Our CANNashville Reception at the Mad Platter Restaurant in Nashville went swimmingly. Despite the hot weather and fact that is was a Sunday afternoon, there was a good-sized crowd. What’s more, they were inclined to purchase and a number of our works flew out the doors in no time! That’s me on the far right, by the way, in the red and white.
More pics here http://ow.ly/5CBLZ . It was a great day for us and for @Thistlefarms thanks to @TheMadPlatter
Space for artists to live, research, investigate and experiment. We aim to encourage discovery and the cultivation of new ideas, provide career-building opportunities for artists at all stages, and to engage with the community through the arts.

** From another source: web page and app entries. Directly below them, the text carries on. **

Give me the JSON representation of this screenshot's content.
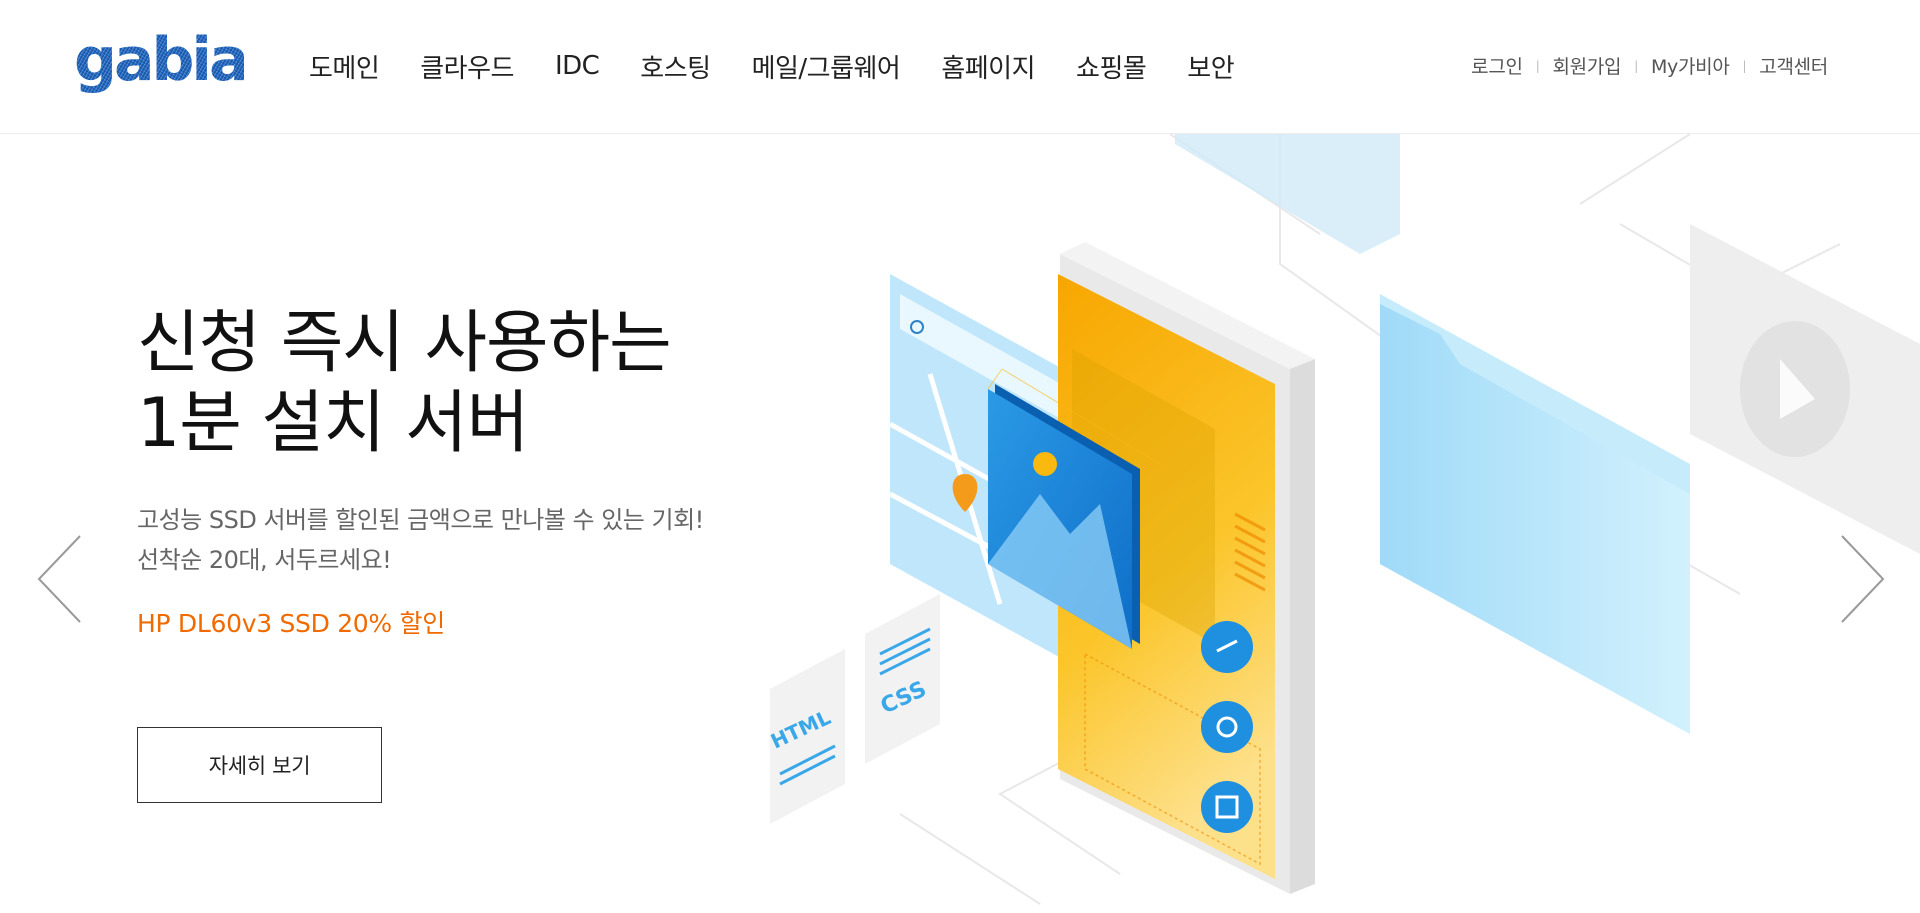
{
  "header": {
    "logo_text": "gabia.",
    "nav": [
      "도메인",
      "클라우드",
      "IDC",
      "호스팅",
      "메일/그룹웨어",
      "홈페이지",
      "쇼핑몰",
      "보안"
    ],
    "util": {
      "login": "로그인",
      "signup": "회원가입",
      "my": "My가비아",
      "support": "고객센터",
      "separator": "|"
    }
  },
  "hero": {
    "headline_line1": "신청 즉시 사용하는",
    "headline_line2": "1분 설치 서버",
    "sub_line1": "고성능 SSD 서버를 할인된 금액으로 만나볼 수 있는 기회!",
    "sub_line2": "선착순 20대, 서두르세요!",
    "promo": "HP DL60v3 SSD 20% 할인",
    "button": "자세히 보기",
    "illustration": {
      "tag_html": "HTML",
      "tag_css": "CSS",
      "icons": [
        "search-icon",
        "map-pin-icon",
        "image-icon",
        "link-icon",
        "camera-icon",
        "crop-icon",
        "play-icon"
      ]
    }
  },
  "carousel": {
    "prev_icon": "chevron-left-icon",
    "next_icon": "chevron-right-icon"
  },
  "colors": {
    "promo": "#f06a00",
    "logo_blue": "#1d5fb8",
    "accent_yellow": "#f9b90f",
    "accent_blue": "#1f8fe0",
    "light_blue": "#b8e6fb"
  }
}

The site has a section offering information about “The Business of Art” and is now taking applications for a summertime one-week residency for artists aged 19-29. There’s more, though, so check out the site

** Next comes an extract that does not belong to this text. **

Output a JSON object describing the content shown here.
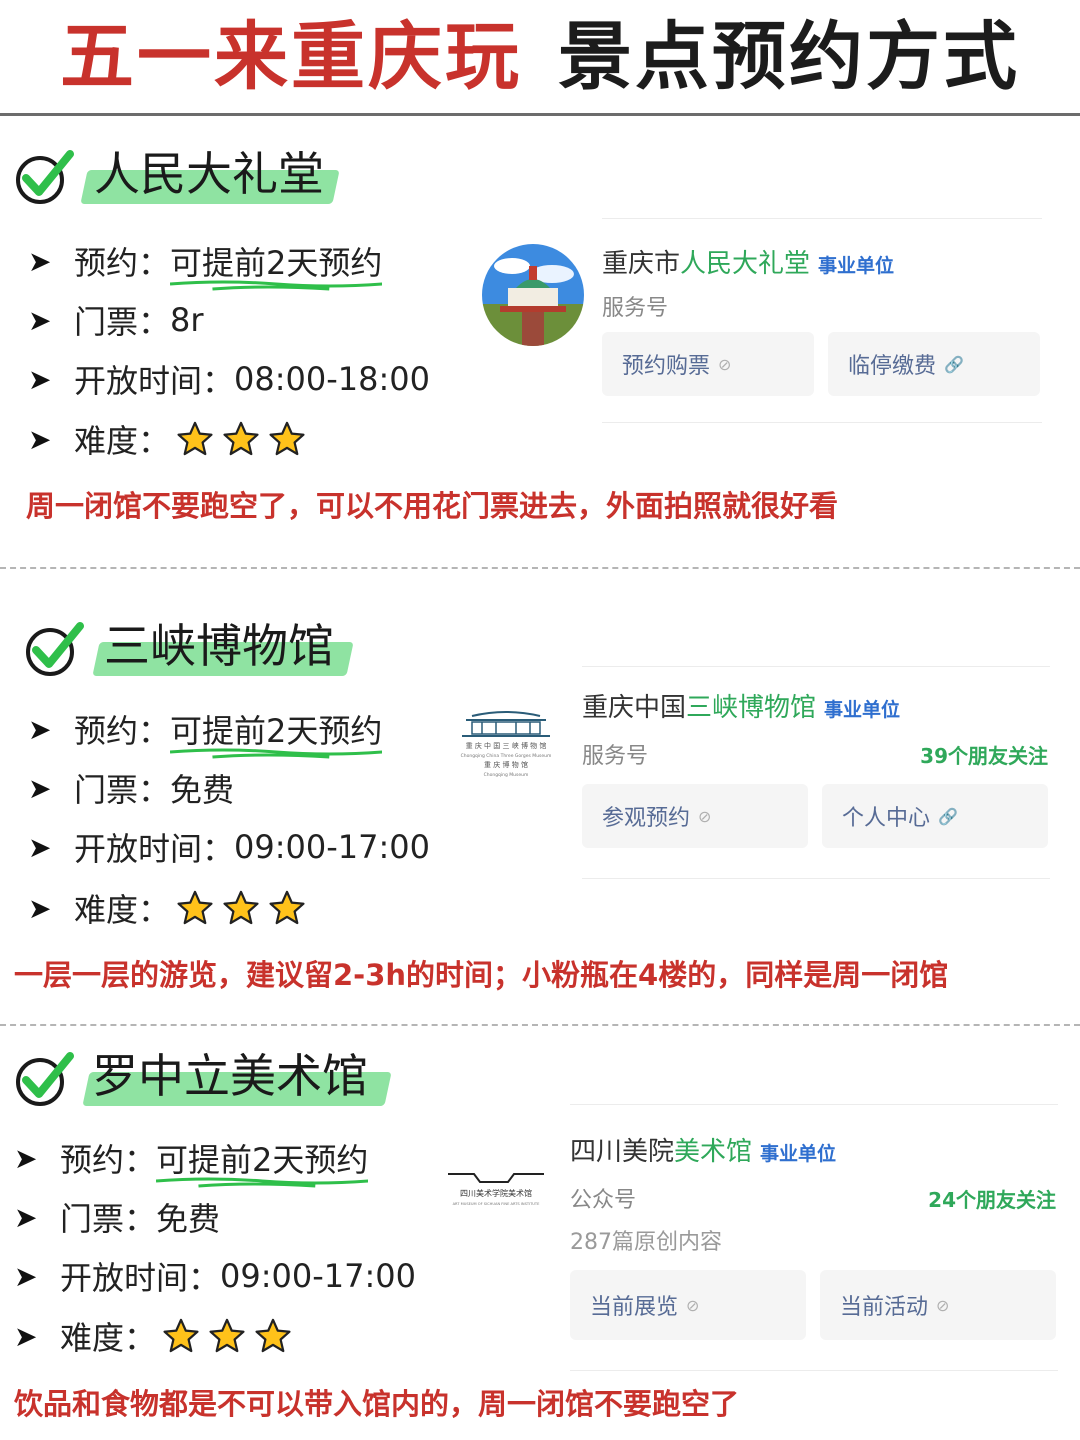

UPD: And check out the organization, too, if you happen to be up that way!
So, it’s been a lovely holiday season so far and we’ve got an open house planned for New Year’s Day. One nearly major problem last night turned out to be less traumatic than it could have been, thanks to my beloved GeekHusband, David. We had a network crash, lost internet connection and then, when we got that up and running, it appears our primary network external hard drive lost everything. I store all my artwork files – photos, communications, administrative records, etc. etc., as well as our family photo archive (thousands of photos going back a couple of generations at least).
Fortunately, I’d made a backup of the “Moesse” files last month when we went to England and we found another external archival hard drive (yeah, geekspouse has a few), had most of the family photos too. And my Whitehall stuff is on another hard drive that didn’t die at all. So, with the exception of a few things, I think we are ok. Still, it was scary enough in the time it took us to locate lost files that we decided to set up a Carbonite account for mirroring ALL of our stuff off site. The $59 a year is well worth the peace of mind. In addition, you can be damn sure we’ll be burning old school DVD’s of all the pics and other data files to store offline too — just in case a cyber attack crushes the internet someday…
On another subject, my eyes are going wonky again and I don’t think I’ve had time to breathe let along be on the IPhone or use my eyes for fine detail work lately and yet, the eyes are losing focus again. Agh! In addition, I feel a huge amount of pressure because of sinus problems and wonder if that could be the cause of some of the eye problems?
Well, if that’s the worst of my problems, I should / do consider myself lucky…
Before meeting my D.C. collector, I spent some time at the beautiful downtown Nashville Public Library. So nice to see such a worthy place filled with inquisitive minds. To me, a library is one of the most worthy institutions to support. And as I did since I’ve started painting for real, I hit the art section. Among the seven books I checked out was a great, fun one called “Pre-Pop Warhol” by Jesse Kornbluth.
It’s a great book, even covered to suit Warhol in corrugated cardboard! But inside is a treasure trove of goodies from the pre-discovered Warhol when he was a commercial art machine. Literally! Unlike Van Gogh, whose “Diaries” I reflect upon here, whereas Vincent ernestly painted for the sake of painting, Warhol was all about the business of art.
From the time he entered the N.Y. advertising and publishing world, first with Harpers Bazaar then after only a short time, landing his longtime gig at Glamour. He took on far more work than he himself could complete but kept a stable of fellow artists busy at it, employing his initial sketches before working out simple, naive, irregular-lined stylings before he fine tuned the work to his satisfaction. Within a few short years in New York he went from sharing a cheap apartment with a college pal to a swish place uptown, supporting his mother and other family members along the way.
Andy had a knack for endearing people to him and outdid other artists and illustrators in New York in the traditional gift-giving area. Whereas most annual offerings that landed on the tables of magazine art and creative directors were bottles of booze and candies, Andy, after first catching everyones breath by presenting each with a custom-crafted gold rose from Tiffanies, In following years, he designed (and had coloring parties to add color to) hand-crafted books in quantities of 100-200 and presented them to his clients.
Some process information is included in this book but it is the pictures, more than anything else that will inspire. Great, enjoyable read and I’m tempted to buy one to keep on hand since I have to return this one to the library.